The rise of agriculture led to population growth, social stratification, and the emergence of complex societies with centralized authority and specialized labor. Coastal settlements became centers of trade, commerce, and cultural exchange, linking distant regions through maritime networks and facilitating the exchange of goods, ideas, and technologies. The development of seafaring vessels, such as boats and rafts, enabled early mariners to navigate coastal waters, explore new territories, and establish trade routes connecting coastal settlements along coastlines and across seas.
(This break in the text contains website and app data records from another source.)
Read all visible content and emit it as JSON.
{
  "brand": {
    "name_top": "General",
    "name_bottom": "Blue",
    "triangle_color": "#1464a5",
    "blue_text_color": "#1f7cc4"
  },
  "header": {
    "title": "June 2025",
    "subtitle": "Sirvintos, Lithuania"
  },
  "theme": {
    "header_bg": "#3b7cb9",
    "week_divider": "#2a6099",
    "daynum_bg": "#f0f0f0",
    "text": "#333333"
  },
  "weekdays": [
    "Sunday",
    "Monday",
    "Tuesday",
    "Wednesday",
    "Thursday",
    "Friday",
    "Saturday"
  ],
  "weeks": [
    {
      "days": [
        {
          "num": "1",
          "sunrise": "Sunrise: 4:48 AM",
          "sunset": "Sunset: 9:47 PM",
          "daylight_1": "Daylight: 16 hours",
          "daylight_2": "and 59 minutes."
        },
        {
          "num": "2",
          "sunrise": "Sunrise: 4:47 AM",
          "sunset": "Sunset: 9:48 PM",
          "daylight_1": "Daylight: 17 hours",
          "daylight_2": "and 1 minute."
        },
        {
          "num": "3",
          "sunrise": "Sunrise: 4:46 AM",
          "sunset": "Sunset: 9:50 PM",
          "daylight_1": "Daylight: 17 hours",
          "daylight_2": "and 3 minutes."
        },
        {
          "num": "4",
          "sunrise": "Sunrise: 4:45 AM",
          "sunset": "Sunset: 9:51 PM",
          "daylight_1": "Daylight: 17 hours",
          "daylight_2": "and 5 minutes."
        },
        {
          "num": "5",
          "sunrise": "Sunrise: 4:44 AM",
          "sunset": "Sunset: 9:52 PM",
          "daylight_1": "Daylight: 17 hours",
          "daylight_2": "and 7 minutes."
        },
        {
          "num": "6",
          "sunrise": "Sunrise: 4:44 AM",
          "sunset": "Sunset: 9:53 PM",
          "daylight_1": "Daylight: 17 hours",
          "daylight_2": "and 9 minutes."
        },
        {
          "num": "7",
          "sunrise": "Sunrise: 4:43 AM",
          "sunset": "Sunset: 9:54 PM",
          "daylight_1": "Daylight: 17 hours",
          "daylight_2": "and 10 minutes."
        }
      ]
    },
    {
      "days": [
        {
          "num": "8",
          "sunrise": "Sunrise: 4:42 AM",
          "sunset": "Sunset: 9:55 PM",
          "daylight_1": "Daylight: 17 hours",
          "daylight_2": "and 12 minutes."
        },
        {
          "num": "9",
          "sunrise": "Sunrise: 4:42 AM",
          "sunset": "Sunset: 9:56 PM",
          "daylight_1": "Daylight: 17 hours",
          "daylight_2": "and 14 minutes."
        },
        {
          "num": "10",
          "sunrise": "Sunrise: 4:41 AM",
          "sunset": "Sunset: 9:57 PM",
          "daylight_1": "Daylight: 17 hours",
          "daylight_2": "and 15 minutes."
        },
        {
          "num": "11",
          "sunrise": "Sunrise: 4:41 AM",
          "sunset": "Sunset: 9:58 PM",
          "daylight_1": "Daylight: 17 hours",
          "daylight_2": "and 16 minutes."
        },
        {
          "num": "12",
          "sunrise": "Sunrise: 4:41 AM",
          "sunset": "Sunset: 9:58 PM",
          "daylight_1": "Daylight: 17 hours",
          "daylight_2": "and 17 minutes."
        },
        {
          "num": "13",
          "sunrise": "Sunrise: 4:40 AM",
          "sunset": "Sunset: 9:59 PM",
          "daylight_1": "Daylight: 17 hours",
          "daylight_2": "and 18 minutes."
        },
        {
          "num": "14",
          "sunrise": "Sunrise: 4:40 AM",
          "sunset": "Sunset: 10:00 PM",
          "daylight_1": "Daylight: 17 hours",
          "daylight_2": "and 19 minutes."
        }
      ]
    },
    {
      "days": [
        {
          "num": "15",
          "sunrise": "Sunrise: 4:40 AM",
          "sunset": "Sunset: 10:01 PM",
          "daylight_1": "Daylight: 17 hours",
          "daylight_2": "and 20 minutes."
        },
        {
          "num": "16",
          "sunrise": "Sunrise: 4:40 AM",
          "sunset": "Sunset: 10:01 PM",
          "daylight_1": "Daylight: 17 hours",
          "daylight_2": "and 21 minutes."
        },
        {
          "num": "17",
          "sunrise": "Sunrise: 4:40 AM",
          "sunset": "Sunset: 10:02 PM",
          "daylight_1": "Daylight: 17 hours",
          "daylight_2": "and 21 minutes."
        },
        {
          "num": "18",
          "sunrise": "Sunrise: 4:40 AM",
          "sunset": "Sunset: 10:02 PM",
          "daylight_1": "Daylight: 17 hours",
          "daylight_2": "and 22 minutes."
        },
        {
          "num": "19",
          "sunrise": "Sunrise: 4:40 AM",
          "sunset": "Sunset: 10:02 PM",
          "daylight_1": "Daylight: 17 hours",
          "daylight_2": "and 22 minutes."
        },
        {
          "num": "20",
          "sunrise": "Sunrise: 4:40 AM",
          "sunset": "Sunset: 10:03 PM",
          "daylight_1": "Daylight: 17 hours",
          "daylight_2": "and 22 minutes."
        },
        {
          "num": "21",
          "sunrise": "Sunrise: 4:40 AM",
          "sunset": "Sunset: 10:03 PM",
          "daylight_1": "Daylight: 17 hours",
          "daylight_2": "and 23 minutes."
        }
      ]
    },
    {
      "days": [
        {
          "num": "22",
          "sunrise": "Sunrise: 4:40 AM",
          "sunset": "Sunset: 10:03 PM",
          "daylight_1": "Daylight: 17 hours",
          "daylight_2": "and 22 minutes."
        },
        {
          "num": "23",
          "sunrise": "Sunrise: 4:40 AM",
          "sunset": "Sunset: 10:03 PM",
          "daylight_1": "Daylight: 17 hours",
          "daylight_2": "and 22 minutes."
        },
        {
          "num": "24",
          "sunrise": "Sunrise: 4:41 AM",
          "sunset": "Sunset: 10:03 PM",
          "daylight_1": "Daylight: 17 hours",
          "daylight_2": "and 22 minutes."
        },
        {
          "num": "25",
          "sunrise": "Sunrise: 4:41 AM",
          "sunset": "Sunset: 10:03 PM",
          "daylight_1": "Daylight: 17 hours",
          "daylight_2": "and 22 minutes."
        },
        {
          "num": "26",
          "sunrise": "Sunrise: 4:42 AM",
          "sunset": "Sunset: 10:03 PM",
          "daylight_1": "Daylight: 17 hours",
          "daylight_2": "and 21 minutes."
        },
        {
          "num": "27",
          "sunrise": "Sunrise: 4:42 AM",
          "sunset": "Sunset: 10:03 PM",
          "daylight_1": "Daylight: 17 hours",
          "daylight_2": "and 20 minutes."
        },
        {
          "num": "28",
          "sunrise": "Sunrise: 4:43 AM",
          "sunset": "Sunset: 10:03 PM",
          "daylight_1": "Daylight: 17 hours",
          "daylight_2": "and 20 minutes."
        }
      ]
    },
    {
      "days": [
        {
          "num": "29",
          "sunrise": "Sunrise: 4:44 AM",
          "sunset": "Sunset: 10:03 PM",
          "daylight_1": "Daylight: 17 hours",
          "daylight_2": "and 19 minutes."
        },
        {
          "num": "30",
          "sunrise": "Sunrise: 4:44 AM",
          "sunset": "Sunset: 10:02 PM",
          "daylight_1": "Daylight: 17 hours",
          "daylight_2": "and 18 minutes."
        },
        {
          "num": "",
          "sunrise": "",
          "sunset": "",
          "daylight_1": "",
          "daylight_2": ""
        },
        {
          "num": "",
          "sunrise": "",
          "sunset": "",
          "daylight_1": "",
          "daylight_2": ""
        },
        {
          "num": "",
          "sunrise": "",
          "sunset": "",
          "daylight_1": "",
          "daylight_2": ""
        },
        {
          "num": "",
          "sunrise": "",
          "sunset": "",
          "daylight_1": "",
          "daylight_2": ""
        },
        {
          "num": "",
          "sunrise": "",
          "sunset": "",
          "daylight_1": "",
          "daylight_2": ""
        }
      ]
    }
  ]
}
In regions such as the eastern Mediterranean, the Aegean Sea, and the eastern Mediterranean, the Bronze Age saw the rise of maritime civilizations such as the Minoans, Mycenaeans, and Phoenicians, who dominated maritime trade and exploration in the Mediterranean basin. These seafaring peoples established colonies, ports, and trading posts along coastlines and islands, facilitating the exchange of goods such as metals, ceramics, textiles, and luxury items. The maritime trade networks of the ancient Mediterranean played a crucial role in the diffusion of ideas, technologies, and cultural practices, shaping the development of civilizations from the Near East to the shores of Europe and North Africa.

In the Americas, coastal settlements emerged independently among indigenous peoples such as the Olmecs, Maya, and Aztecs in Mesoamerica, the Chimu and Moche in the Andean region, and the Inuit and Aleut in the Arctic and subarctic regions. These societies developed sophisticated maritime technologies, including canoes, kayaks, and rafts, which allowed them to navigate coastal waters, rivers, and lakes, and exploit marine resources such as fish, shellfish, and marine mammals. Coastal settlements served as hubs of trade, fishing, and cultural exchange, where indigenous peoples developed complex societies with elaborate ceremonial centers, monumental architecture, and intricate artistic traditions.
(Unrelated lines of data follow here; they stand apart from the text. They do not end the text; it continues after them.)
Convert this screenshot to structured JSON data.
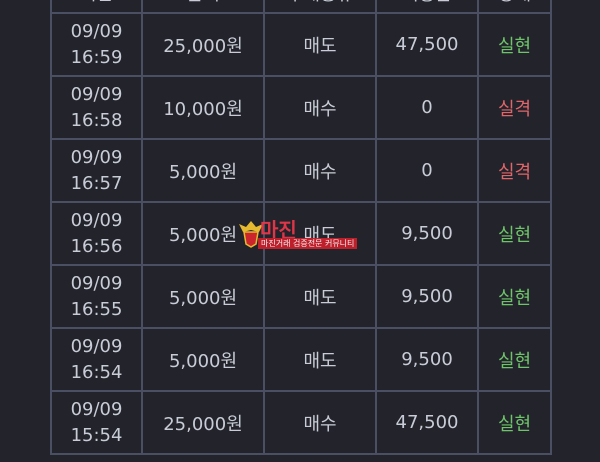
{
  "table": {
    "headers": [
      "시간",
      "금액",
      "구매종류",
      "적중금",
      "상태"
    ],
    "rows": [
      {
        "date": "09/09",
        "time": "16:59",
        "amount": "25,000원",
        "type": "매도",
        "payout": "47,500",
        "status": "실현"
      },
      {
        "date": "09/09",
        "time": "16:58",
        "amount": "10,000원",
        "type": "매수",
        "payout": "0",
        "status": "실격"
      },
      {
        "date": "09/09",
        "time": "16:57",
        "amount": "5,000원",
        "type": "매수",
        "payout": "0",
        "status": "실격"
      },
      {
        "date": "09/09",
        "time": "16:56",
        "amount": "5,000원",
        "type": "매도",
        "payout": "9,500",
        "status": "실현"
      },
      {
        "date": "09/09",
        "time": "16:55",
        "amount": "5,000원",
        "type": "매도",
        "payout": "9,500",
        "status": "실현"
      },
      {
        "date": "09/09",
        "time": "16:54",
        "amount": "5,000원",
        "type": "매도",
        "payout": "9,500",
        "status": "실현"
      },
      {
        "date": "09/09",
        "time": "15:54",
        "amount": "25,000원",
        "type": "매수",
        "payout": "47,500",
        "status": "실현"
      }
    ]
  },
  "colors": {
    "background": "#22232b",
    "border": "#4a4f63",
    "text": "#c9ccd6",
    "win": "#6fc46a",
    "lose": "#e0666a"
  },
  "watermark": {
    "title": "마진",
    "subtitle": "마진거래 검증전문 커뮤니티",
    "icon": "eagle-badge-icon"
  }
}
In Oceania, the settlement of the Pacific islands represents one of the most remarkable achievements of prehistoric seafaring and navigation. Over thousands of years, Polynesian navigators explored and colonized the vast expanse of the Pacific Ocean, establishing settlements on remote islands such as Hawaii, New Zealand, and Easter Island. Using traditional navigation techniques based on celestial observations, ocean currents, and the flight patterns of seabirds, Polynesian voyagers traversed thousands of miles of open ocean, carrying with them the knowledge, skills, and technologies necessary for survival in the islands.

The cultural landscapes of coastal settlements in prehistory are richly diverse, reflecting the unique environmental conditions, social dynamics, and cultural traditions of different regions and peoples. In the Mediterranean, ancient coastal cities such as Athens, Rome, and Carthage flourished as centers of trade, commerce, and culture, leaving behind a legacy of monumental architecture, artistic masterpieces, and literary works that continue to inspire awe and admiration to this day. In the Americas, coastal settlements such as Machu Picchu, Chichen Itza, and Cahokia attest to the ingenuity and creativity of indigenous peoples who built thriving civilizations in harmony with their natural surroundings.

Despite their cultural achievements, many coastal settlements in prehistory faced challenges such as natural disasters, environmental degradation, and conflicts with neighboring societies. Rising sea levels, coastal erosion, and storm surges posed threats to low-lying coastal communities, while resource depletion, overexploitation of marine resources, and pollution impacted the sustainability of coastal ecosystems. Competition for territory, resources, and trade routes often led to conflicts and wars among neighboring societies, resulting in the rise and fall of empires and the reshaping of political boundaries.